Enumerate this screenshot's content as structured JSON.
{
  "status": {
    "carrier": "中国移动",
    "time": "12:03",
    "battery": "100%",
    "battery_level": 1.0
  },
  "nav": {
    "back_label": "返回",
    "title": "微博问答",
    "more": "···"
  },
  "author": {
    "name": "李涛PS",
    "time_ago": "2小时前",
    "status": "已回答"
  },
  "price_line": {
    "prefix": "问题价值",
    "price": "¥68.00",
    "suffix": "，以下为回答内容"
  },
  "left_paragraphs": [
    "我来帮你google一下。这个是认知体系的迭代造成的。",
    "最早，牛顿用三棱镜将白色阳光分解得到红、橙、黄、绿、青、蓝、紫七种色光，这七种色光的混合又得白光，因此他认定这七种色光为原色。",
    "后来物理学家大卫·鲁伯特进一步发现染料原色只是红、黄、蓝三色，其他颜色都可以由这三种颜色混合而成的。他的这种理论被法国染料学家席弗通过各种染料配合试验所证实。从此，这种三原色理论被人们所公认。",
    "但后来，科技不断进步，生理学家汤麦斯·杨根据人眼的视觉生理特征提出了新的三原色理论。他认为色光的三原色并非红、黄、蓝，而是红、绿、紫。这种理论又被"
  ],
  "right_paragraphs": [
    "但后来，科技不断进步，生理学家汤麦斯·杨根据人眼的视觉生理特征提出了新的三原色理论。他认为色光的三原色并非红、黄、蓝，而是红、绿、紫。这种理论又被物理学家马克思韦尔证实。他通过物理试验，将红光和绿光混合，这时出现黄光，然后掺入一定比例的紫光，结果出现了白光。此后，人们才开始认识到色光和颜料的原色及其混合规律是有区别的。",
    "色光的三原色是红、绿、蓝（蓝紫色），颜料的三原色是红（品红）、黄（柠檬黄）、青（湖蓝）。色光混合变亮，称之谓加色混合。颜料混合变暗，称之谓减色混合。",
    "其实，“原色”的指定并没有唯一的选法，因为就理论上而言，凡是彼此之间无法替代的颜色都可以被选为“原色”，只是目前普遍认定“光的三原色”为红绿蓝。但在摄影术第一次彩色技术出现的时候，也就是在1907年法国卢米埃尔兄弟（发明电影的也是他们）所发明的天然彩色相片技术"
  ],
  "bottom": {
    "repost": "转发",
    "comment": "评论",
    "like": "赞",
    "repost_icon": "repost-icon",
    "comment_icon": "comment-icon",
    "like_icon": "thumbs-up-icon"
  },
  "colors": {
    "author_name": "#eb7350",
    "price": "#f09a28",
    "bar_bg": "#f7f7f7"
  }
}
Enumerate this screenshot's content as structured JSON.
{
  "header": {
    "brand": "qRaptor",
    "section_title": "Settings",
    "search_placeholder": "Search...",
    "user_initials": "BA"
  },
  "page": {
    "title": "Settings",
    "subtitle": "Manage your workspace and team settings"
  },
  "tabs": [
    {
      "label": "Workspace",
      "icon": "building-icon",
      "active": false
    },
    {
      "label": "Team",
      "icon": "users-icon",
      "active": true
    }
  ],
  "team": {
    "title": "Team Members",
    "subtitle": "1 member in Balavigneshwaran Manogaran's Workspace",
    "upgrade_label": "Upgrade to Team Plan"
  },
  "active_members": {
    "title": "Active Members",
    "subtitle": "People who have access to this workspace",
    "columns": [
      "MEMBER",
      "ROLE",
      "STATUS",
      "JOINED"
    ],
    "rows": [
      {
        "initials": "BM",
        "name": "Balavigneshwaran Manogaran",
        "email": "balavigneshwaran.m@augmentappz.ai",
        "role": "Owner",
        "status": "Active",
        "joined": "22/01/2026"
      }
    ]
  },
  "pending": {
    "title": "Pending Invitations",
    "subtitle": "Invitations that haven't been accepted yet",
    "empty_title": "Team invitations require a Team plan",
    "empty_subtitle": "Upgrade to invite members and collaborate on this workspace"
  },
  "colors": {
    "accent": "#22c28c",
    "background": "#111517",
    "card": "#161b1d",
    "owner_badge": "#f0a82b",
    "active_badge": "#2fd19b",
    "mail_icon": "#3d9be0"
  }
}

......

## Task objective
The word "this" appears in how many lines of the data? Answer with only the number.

## Worked solution
4